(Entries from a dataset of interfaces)
◆ ◆ ◆ ◆ ◆
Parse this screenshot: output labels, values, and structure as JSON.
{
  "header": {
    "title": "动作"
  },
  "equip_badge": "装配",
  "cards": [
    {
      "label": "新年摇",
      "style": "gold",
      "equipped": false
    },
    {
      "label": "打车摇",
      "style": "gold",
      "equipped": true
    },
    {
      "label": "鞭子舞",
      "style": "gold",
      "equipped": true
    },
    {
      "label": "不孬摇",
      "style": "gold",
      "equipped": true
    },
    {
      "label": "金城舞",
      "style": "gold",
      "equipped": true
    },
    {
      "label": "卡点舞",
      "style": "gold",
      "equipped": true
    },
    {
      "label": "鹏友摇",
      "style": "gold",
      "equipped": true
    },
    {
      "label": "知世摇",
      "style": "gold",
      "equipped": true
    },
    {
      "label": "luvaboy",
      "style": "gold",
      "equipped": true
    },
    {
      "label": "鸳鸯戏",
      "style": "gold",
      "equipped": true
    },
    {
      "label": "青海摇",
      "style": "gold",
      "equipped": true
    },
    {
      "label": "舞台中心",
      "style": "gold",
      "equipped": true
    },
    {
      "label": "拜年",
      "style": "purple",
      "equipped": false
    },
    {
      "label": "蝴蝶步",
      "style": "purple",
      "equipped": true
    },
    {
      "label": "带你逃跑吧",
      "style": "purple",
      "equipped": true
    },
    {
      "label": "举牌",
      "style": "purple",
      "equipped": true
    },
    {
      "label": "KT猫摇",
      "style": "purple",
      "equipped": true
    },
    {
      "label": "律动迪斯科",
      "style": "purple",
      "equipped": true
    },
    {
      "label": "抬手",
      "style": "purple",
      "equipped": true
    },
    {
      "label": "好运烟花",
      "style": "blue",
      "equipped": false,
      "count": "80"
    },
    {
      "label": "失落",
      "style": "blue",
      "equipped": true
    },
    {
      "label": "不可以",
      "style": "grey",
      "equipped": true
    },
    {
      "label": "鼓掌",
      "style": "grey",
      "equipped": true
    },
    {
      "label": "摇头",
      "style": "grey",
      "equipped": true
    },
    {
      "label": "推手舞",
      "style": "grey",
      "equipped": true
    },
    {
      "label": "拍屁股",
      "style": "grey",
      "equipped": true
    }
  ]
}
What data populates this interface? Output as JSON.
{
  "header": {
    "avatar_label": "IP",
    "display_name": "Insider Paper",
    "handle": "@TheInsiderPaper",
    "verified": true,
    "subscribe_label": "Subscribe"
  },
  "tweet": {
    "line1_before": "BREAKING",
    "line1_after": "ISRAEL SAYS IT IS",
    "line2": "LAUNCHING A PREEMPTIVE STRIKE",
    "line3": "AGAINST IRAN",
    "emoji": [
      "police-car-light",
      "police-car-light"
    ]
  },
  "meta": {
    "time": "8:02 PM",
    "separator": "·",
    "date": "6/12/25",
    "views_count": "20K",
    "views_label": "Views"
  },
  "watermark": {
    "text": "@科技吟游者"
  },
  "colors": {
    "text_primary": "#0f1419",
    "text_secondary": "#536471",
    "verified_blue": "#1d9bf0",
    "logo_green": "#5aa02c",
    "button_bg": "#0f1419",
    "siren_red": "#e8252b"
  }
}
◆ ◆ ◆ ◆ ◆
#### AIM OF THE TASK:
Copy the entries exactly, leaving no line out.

#### PROBLEM SOLUTION:
Parse this screenshot: output labels, values, and structure as JSON.
{
  "header": {
    "title": "动作"
  },
  "equip_badge": "装配",
  "cards": [
    {
      "label": "新年摇",
      "style": "gold",
      "equipped": false
    },
    {
      "label": "打车摇",
      "style": "gold",
      "equipped": true
    },
    {
      "label": "鞭子舞",
      "style": "gold",
      "equipped": true
    },
    {
      "label": "不孬摇",
      "style": "gold",
      "equipped": true
    },
    {
      "label": "金城舞",
      "style": "gold",
      "equipped": true
    },
    {
      "label": "卡点舞",
      "style": "gold",
      "equipped": true
    },
    {
      "label": "鹏友摇",
      "style": "gold",
      "equipped": true
    },
    {
      "label": "知世摇",
      "style": "gold",
      "equipped": true
    },
    {
      "label": "luvaboy",
      "style": "gold",
      "equipped": true
    },
    {
      "label": "鸳鸯戏",
      "style": "gold",
      "equipped": true
    },
    {
      "label": "青海摇",
      "style": "gold",
      "equipped": true
    },
    {
      "label": "舞台中心",
      "style": "gold",
      "equipped": true
    },
    {
      "label": "拜年",
      "style": "purple",
      "equipped": false
    },
    {
      "label": "蝴蝶步",
      "style": "purple",
      "equipped": true
    },
    {
      "label": "带你逃跑吧",
      "style": "purple",
      "equipped": true
    },
    {
      "label": "举牌",
      "style": "purple",
      "equipped": true
    },
    {
      "label": "KT猫摇",
      "style": "purple",
      "equipped": true
    },
    {
      "label": "律动迪斯科",
      "style": "purple",
      "equipped": true
    },
    {
      "label": "抬手",
      "style": "purple",
      "equipped": true
    },
    {
      "label": "好运烟花",
      "style": "blue",
      "equipped": false,
      "count": "80"
    },
    {
      "label": "失落",
      "style": "blue",
      "equipped": true
    },
    {
      "label": "不可以",
      "style": "grey",
      "equipped": true
    },
    {
      "label": "鼓掌",
      "style": "grey",
      "equipped": true
    },
    {
      "label": "摇头",
      "style": "grey",
      "equipped": true
    },
    {
      "label": "推手舞",
      "style": "grey",
      "equipped": true
    },
    {
      "label": "拍屁股",
      "style": "grey",
      "equipped": true
    }
  ]
}
What data populates this interface? Output as JSON.
{
  "header": {
    "avatar_label": "IP",
    "display_name": "Insider Paper",
    "handle": "@TheInsiderPaper",
    "verified": true,
    "subscribe_label": "Subscribe"
  },
  "tweet": {
    "line1_before": "BREAKING",
    "line1_after": "ISRAEL SAYS IT IS",
    "line2": "LAUNCHING A PREEMPTIVE STRIKE",
    "line3": "AGAINST IRAN",
    "emoji": [
      "police-car-light",
      "police-car-light"
    ]
  },
  "meta": {
    "time": "8:02 PM",
    "separator": "·",
    "date": "6/12/25",
    "views_count": "20K",
    "views_label": "Views"
  },
  "watermark": {
    "text": "@科技吟游者"
  },
  "colors": {
    "text_primary": "#0f1419",
    "text_secondary": "#536471",
    "verified_blue": "#1d9bf0",
    "logo_green": "#5aa02c",
    "button_bg": "#0f1419",
    "siren_red": "#e8252b"
  }
}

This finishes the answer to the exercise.